Are Workplaces in Halton and Beyond Doing Enough for Diversity and Inclusion?
Published September 27, 2017 at 7:45 pm
If you work in Halton, or you live in Halton but work outside of it, you may have noticed that many employers are trying to build more diverse and inclusive workplaces – or, at least, you’ve h
If you work in Halton, or you live in Halton but work outside of it, you may have noticed that many employers are trying to build more diverse and inclusive workplaces – or, at least, you’ve heard the terms “diversity and inclusion” thrown around at work. Diversity and inclusion talk about appreciation and respect for different backgrounds, cultures, perspectives, and beyond. But are workplaces in Halton and beyond doing enough on the diversity and inclusion front?
Having a diverse workforce and an inclusive workplace might sound simple, yet only one in ten Canadian employers strongly agree that they take advantage of those benefits, according to a new report rom the Royal Bank of Canada (RBC) and the Institute for Canadian Citizenship.
“The purpose was not to paint a rosy picture or pat ourselves on the back for diversity well done,” said John Stackhouse, senior vice president at RBC. “We found the majority of organizations surveyed see themselves as being diverse; however, while they are successful at building diverse workplaces, the next step of inclusion often remains elusive.”
Sixty-four organizations that employ 1.2 million Canadians came together in this brand new study – entitled “Diversity and Inclusion: We’re not doing enough” – which showed that progress on diversity and inclusion in the Canadian workplace has been mixed. Not everything has been sunshine and rainbows, but it’s not all bad news.
Here’s what the survey found:
- Employers are paying attention: 81 per cent provide internal networks such as affinity groups to foster a diverse workforce, while 75 per cent have initiatives in place to develop high-potential talent
- Every respondent either strongly agreed (87 per cent) or agreed (13 per cent) that inclusive teams make better decisions than teams that are not inclusive
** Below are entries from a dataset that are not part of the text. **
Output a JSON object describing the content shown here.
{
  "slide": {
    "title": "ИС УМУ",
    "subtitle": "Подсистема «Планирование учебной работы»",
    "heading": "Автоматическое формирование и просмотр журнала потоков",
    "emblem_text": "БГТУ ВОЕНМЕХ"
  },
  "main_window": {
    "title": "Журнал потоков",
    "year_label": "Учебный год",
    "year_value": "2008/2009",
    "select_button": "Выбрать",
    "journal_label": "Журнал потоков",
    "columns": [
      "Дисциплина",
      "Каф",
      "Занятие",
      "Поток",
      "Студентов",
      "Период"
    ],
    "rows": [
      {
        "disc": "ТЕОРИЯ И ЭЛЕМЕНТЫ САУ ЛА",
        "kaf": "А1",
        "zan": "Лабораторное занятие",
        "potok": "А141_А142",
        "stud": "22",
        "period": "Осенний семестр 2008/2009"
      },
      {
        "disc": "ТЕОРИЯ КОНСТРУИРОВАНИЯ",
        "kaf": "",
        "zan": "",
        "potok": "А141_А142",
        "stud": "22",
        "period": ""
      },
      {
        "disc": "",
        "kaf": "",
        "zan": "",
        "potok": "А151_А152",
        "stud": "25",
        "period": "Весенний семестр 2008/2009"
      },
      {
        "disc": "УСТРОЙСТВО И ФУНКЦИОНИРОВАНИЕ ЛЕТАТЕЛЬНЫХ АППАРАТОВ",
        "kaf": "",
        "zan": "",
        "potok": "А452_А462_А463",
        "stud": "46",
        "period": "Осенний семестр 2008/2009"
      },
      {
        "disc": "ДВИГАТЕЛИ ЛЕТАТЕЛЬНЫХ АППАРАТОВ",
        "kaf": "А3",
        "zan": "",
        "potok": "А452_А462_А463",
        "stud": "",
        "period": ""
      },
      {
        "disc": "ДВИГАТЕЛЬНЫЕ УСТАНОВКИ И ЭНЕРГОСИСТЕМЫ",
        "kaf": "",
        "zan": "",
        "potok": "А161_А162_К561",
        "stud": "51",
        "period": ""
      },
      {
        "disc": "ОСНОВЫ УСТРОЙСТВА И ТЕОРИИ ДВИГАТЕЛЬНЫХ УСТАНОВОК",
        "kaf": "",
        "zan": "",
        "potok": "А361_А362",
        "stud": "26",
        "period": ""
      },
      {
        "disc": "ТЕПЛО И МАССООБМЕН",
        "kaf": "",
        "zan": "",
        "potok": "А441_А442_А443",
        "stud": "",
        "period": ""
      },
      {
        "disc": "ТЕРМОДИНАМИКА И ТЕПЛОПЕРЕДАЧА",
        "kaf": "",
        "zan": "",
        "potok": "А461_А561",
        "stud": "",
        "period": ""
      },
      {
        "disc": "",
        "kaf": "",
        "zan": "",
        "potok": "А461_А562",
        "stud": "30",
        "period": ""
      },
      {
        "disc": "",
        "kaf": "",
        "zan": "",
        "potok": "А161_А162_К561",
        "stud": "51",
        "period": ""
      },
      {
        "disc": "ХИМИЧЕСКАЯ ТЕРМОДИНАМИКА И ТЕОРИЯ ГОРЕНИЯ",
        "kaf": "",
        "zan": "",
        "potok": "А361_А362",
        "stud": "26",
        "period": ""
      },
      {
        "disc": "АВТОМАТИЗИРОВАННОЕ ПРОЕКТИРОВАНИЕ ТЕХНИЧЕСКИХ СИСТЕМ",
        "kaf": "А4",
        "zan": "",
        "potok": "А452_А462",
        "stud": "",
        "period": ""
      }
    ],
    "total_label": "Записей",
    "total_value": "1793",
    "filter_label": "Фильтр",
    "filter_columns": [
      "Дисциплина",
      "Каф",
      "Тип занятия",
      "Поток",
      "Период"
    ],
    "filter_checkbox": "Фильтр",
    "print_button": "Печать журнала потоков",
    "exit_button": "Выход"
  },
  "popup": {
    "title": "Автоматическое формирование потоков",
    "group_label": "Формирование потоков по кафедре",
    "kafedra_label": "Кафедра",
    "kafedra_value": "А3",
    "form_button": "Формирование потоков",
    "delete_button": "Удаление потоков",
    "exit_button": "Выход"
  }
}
- A majority either strongly disagreed (34 per cent) or disagreed (34 per cent) that diversity and inclusion can have drawbacks
- Eighty-two per cent of respondents strongly agree that inclusion is required to translate diversity into performance results such as innovation.
- There was an overall consensus that organizations should do more to build a diverse workforce (46 per cent strongly agreed and 48 per cent agreed).
- Only 55 per cent of employers attempt to measure the impact of their diversity initiatives
- Organizations were most likely to say they lagged behind in diversity and inclusion with respect to Indigenous peoples and persons with disabilities
So, it seems like organizations recognize the importance of diversity and inclusion in the workplace, however, actually implementing diversity intitiatives and measuring their impact has been rocky. Initiatives for Indigenous employees and those with disabilities in particular have been slacking.
Just over half of employers surveyed event try to measure the impact of their initiatives to create a more diverse workplace. Even if there are initiatives in place, many employers don’t know if they are working to foster a healthy work environment that respects the diverse backgrounds of each individual team member.
Clearly, workforces across the nation need some fresh perspectives on diversity and inclusion, and ensure those aspects are prevalent across their organization.
“Engaging in this exercise starts a necessary conversation about inclusion off on the right foot, by acknowledging our shortcomings and understanding our successes,” said Charlie Foran, CEO, Institute for Canadian Citizenship. “Truly inclusive and welcoming societies are better positioned to remain competitive. Newcomers who feel engaged are more willing to take chances, think differently and spur the progress that we call innovation.”
Addressing diversity and inclusion in the workplace – realizing that they exist and enforcing an attitude where all opinions, walks of life, and ultimately, people that make up an organization truly matter and are included – might be the first step, but there’s still a long road ahead for Canadian workplaces.Insauga's Editorial Standards and Policies